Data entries
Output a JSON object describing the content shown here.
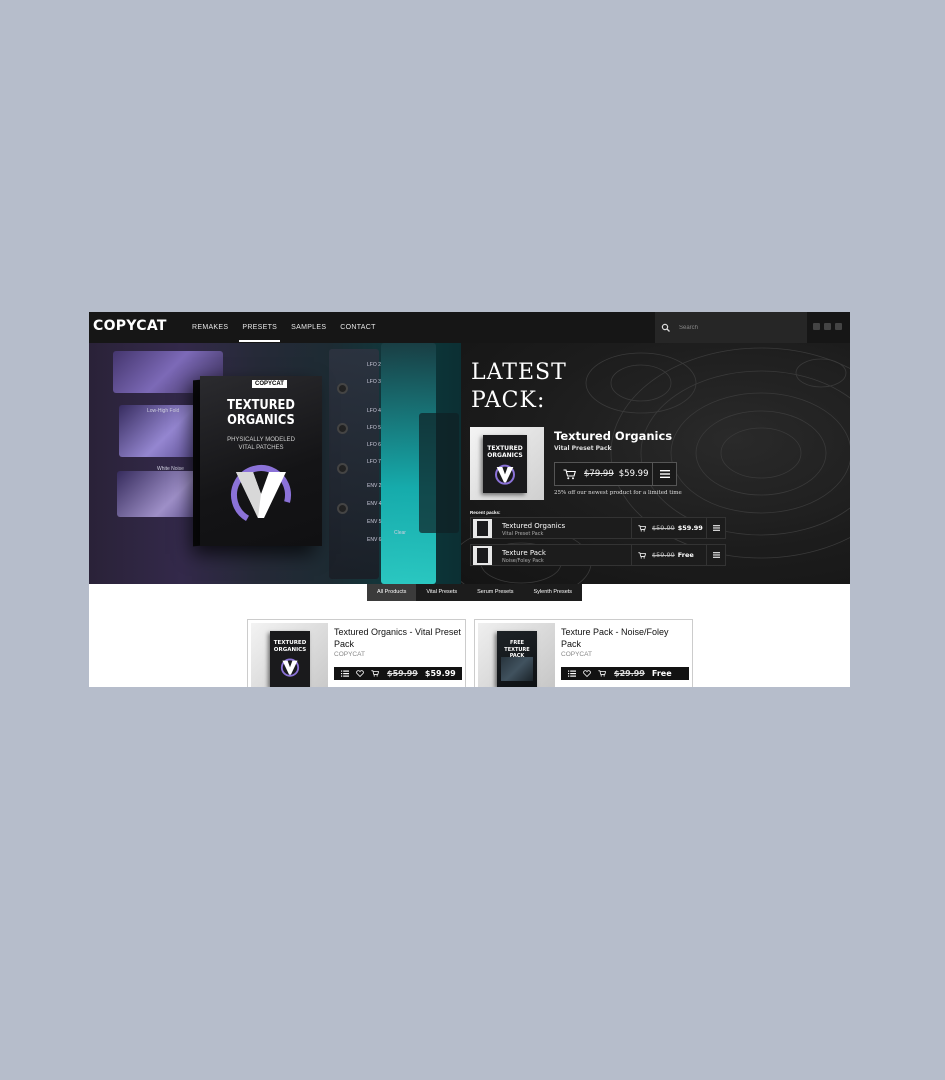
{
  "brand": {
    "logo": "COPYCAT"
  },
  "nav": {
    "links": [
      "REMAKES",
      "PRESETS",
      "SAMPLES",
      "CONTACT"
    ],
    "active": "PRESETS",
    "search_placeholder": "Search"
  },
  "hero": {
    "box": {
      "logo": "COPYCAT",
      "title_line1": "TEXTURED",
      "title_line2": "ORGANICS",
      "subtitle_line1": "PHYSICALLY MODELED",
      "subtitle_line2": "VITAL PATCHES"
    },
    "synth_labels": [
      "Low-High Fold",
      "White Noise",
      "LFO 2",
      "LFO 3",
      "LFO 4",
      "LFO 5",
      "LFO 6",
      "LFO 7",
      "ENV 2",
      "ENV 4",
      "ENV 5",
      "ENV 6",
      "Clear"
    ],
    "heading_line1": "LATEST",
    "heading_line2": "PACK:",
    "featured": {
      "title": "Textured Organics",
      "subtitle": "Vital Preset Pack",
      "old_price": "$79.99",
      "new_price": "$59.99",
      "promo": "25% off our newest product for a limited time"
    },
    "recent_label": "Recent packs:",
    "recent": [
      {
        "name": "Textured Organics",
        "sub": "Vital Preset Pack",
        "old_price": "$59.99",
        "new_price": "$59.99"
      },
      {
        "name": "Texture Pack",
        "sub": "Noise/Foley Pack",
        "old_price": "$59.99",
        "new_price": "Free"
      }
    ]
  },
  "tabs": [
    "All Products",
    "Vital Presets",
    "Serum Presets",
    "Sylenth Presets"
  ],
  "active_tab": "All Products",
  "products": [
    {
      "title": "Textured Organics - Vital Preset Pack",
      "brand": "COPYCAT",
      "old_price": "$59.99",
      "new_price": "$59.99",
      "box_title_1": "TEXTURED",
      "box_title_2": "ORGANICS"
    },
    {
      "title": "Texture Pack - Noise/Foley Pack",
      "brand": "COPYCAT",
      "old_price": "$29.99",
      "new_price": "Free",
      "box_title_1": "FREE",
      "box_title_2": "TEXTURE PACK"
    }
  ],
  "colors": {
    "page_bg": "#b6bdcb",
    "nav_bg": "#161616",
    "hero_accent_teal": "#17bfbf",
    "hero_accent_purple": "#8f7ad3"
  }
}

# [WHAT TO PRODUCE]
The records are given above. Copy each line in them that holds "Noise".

# [FINAL ANSWER]
      "White Noise",
        "sub": "Noise/Foley Pack",
      "title": "Texture Pack - Noise/Foley Pack",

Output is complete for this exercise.